Ruby cared deeply about a host of key causes and volunteered his time to various human rights organizations including PEN Canada, Human Rights Watch and the Sierra Legal Defence Fund.
'There are mistakes and they can be huge'
During his celebrated career, he took on some of the country's most notable cases including the wrongful conviction of Guy Paul Morin, who was accused of killing nine-year-old Christine Jessop in 1984, before being cleared.
When police identified Jessop's killer in 2020, Ruby spoke to CBC News about the "tragedy" of wrongful convictions.
WATCH | Clayton Ruby reacts to police identifying Christine Jessop's actual killer:
"You never recover. It's never the same as it was before," he said.
We tend to trust prosecutors who say, 'Convict this man, we have enough evidence to prove his guilt beyond a reasonable doubt,'" he said.
"We trust authority and I think this case made it clear to people that there are mistakes and they can be huge and inexplicable... So there's a more skeptical approach to prosecution claims and I think that's a healthy thing. It makes us all safer."

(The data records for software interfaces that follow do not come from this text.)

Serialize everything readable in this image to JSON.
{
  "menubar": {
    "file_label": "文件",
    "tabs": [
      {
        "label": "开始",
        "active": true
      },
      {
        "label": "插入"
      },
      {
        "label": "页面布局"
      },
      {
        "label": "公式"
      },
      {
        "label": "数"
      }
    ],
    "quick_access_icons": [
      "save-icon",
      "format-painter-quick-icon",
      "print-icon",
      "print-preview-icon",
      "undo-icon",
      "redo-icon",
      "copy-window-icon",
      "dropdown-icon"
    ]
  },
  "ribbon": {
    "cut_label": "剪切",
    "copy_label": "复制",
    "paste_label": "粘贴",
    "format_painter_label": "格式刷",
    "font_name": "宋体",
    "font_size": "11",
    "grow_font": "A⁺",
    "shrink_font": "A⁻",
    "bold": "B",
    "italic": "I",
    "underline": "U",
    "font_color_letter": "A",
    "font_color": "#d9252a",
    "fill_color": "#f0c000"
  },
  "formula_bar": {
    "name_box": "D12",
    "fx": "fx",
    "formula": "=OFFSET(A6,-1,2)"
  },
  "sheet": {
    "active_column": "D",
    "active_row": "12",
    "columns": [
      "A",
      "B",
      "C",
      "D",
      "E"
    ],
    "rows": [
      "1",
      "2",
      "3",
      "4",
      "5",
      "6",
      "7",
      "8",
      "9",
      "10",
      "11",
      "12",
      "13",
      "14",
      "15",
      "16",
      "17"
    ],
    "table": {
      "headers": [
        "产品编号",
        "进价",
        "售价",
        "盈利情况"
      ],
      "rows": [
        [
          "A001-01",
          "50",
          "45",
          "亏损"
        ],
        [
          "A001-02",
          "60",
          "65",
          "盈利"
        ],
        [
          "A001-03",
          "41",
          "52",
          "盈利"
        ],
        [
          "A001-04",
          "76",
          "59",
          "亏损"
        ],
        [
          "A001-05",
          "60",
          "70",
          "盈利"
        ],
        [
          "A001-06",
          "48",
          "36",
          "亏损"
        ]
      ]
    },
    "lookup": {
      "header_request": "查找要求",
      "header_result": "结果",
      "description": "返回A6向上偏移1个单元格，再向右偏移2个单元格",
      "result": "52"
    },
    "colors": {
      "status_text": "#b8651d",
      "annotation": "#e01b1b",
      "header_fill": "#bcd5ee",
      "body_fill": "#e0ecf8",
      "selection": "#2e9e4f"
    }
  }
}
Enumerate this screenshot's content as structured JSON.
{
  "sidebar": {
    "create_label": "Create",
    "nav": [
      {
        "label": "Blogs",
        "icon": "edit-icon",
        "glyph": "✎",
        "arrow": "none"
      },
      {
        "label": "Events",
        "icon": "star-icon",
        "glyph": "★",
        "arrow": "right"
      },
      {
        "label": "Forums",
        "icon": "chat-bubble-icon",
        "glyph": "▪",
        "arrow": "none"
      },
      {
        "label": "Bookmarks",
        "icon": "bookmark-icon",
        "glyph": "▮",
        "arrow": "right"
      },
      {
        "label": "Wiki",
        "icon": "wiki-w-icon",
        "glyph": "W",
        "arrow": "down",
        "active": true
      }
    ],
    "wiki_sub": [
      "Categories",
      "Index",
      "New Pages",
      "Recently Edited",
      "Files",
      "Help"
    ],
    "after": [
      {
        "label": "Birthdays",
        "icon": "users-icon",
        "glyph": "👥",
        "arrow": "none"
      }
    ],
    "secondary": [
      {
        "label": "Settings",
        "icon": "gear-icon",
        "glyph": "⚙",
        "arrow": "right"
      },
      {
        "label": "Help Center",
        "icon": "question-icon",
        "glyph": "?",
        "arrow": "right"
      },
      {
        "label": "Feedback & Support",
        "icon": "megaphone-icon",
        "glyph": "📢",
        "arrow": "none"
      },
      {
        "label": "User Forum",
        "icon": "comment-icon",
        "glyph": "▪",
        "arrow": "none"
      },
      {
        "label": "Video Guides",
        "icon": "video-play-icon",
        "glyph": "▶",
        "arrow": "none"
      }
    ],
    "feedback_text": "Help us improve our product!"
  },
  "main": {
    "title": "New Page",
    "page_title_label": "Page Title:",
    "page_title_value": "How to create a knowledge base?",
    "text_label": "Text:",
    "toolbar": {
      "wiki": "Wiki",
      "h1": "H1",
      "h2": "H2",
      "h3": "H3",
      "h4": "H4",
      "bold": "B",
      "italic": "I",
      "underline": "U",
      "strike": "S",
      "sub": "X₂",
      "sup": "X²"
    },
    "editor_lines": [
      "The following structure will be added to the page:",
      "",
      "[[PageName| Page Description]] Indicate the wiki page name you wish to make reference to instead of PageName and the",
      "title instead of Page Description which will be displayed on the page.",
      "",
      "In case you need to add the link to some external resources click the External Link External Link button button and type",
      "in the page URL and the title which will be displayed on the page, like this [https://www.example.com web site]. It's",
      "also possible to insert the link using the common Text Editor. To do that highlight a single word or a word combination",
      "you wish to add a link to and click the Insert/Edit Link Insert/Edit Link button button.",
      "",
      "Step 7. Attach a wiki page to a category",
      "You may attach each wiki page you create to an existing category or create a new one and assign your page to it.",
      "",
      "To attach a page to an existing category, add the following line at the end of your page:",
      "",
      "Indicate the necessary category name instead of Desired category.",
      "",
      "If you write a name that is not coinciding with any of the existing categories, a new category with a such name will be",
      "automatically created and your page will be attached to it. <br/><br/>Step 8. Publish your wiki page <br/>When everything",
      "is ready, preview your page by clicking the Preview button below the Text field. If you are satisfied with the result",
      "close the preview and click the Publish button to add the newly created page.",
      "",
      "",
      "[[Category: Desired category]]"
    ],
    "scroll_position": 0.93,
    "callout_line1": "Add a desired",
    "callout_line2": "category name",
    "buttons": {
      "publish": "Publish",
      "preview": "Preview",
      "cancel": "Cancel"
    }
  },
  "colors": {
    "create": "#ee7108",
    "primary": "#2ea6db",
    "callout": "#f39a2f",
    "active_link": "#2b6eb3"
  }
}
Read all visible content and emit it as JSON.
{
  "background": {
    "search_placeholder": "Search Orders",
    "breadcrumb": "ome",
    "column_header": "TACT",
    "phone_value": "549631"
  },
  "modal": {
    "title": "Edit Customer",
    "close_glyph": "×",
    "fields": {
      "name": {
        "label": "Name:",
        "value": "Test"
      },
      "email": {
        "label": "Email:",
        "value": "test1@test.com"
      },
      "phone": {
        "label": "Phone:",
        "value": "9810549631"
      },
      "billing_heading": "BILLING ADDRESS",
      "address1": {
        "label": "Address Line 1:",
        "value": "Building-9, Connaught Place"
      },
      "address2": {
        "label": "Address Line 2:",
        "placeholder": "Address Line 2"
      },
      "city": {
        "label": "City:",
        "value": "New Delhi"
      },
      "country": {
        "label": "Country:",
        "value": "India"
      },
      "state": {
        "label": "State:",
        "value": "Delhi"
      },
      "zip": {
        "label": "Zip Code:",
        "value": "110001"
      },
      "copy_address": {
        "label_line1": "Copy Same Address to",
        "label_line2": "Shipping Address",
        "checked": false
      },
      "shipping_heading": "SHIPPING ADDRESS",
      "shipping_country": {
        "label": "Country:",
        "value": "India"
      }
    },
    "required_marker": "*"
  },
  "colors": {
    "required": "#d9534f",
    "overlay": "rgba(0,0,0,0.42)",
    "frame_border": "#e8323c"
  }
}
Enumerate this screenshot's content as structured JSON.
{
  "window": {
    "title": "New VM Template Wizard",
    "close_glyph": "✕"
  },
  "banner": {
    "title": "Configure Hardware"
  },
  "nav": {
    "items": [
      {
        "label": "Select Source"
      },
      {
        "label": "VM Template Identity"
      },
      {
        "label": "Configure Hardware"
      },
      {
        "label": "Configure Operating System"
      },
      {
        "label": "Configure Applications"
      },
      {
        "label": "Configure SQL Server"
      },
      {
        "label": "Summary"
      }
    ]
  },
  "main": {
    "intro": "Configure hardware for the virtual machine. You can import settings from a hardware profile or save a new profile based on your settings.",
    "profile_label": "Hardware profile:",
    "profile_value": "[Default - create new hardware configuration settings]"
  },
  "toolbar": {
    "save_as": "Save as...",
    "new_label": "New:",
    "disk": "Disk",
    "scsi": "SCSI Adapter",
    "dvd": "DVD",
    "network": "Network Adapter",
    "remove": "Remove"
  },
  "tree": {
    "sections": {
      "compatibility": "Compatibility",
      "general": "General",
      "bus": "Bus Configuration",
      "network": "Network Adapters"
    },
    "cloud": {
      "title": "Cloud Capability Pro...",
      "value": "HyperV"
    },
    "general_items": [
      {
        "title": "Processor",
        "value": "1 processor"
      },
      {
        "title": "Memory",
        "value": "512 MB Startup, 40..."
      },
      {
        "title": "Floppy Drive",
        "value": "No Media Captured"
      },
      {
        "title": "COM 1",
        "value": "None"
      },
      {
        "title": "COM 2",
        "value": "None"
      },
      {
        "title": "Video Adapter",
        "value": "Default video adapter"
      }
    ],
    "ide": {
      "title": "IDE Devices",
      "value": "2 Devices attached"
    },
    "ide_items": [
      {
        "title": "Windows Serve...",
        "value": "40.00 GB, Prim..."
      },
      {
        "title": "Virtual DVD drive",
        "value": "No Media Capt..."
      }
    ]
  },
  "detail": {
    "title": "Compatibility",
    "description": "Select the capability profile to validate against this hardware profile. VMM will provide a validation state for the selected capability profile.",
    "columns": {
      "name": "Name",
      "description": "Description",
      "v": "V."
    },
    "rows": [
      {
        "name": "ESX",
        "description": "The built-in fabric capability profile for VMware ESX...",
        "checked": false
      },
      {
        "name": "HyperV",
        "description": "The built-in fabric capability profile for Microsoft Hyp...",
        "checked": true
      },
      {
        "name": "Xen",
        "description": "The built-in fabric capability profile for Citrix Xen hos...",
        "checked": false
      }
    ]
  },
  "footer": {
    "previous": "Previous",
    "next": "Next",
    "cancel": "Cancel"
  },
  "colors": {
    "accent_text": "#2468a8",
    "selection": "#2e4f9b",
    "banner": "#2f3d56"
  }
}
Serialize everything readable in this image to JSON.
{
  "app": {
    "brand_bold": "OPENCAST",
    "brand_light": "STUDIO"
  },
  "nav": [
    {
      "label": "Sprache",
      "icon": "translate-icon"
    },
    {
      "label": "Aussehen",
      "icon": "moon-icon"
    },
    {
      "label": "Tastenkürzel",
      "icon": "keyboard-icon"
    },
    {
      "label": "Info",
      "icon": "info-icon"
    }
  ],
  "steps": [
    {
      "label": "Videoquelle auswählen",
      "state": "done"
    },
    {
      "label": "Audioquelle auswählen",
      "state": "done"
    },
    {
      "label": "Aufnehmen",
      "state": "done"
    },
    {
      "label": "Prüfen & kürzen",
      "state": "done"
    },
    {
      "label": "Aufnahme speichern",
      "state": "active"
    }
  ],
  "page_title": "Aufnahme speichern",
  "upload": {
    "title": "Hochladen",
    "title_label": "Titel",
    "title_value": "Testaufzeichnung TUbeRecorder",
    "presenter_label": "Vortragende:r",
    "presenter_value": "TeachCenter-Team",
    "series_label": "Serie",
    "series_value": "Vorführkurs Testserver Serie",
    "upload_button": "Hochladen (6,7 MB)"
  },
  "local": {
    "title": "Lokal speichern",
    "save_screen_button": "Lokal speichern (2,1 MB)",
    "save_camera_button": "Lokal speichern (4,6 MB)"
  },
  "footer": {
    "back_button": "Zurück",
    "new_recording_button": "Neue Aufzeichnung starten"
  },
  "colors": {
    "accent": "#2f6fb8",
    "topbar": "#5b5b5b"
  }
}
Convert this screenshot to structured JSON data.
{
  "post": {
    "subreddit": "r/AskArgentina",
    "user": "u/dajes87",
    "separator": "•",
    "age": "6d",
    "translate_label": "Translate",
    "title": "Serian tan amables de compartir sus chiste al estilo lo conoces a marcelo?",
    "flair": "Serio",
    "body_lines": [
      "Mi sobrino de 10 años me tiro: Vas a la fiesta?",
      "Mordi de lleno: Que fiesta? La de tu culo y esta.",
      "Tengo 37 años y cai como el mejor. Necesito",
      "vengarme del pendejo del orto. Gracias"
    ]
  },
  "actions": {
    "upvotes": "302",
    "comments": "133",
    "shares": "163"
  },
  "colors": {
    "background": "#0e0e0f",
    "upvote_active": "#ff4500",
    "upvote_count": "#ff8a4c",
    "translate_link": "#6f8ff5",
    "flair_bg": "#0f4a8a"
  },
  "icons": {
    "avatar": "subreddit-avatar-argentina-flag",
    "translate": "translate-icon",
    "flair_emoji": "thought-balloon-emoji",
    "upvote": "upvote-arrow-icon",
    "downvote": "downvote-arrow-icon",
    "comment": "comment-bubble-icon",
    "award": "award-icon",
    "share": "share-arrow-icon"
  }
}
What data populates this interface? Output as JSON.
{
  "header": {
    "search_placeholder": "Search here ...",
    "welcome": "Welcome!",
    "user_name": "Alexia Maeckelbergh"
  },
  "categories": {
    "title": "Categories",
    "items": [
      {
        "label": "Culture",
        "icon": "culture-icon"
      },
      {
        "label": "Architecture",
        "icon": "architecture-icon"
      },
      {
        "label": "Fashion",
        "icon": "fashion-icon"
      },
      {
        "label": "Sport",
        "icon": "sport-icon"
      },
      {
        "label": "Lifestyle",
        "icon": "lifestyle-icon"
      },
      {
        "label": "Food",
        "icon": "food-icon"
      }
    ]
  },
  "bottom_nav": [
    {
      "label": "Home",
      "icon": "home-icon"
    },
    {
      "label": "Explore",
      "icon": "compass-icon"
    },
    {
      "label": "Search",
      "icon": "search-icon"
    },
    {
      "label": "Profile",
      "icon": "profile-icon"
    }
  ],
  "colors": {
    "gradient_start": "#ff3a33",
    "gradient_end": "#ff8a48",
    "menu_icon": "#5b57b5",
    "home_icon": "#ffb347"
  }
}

In the 1980s, Ruby represented prominent physician and abortion rights advocate Henry Morgentaler to ensure women in Canada who needed abortions could get them safely without harassment.
Among his other high-profile cases, Ruby also represented Michelle Douglas, a soldier dismissed from the military in 1989 for her sexual orientation. In 1992, shortly before her case was to go to trial, the military abandoned its policies banning LGBT Canadians from serving and settled the case.
In 2012, Ruby took on a conflict-of-interest case seeking to oust former Toronto mayor Rob Ford. A Superior Court justice ordered Ford removed before the decision was overturned at the Divisional Court.
In 2020, Ruby spoke to CBC News after Ontario's chief pathologist determined the cause of Soleiman Faqiri's death in an Ontario jail cell in 2016. To date, no guards have been charged in the case.
"It's a failure of justice. And the attorney general and the solicitor general have a responsibility to correct it," Ruby told CBC News.
A lawsuit filed by the family against the province and seven individual jail staff members remains before the courts.
Ruby was also a member of the patron's council for the medically assisted death advocacy organization Dying with Dignity.
One of his most notable cases was in 1994, when represented former NDP MP Svend Robinson, who was present at what was then the unlawful medically assisted death of Sue Rodriguez. Ultimately, Robinson was not charged.
In a tweet Wednesday, Robinson said he was "heartbroken" at the news of Ruby's death.
"Giant in the legal profession, pillar of the progressive community, and a fine and decent man, a mensch," he wrote.
Ruby leaves behind his wife, Superior Court judge Harriet Sachs, as well as two children and two grandchildren.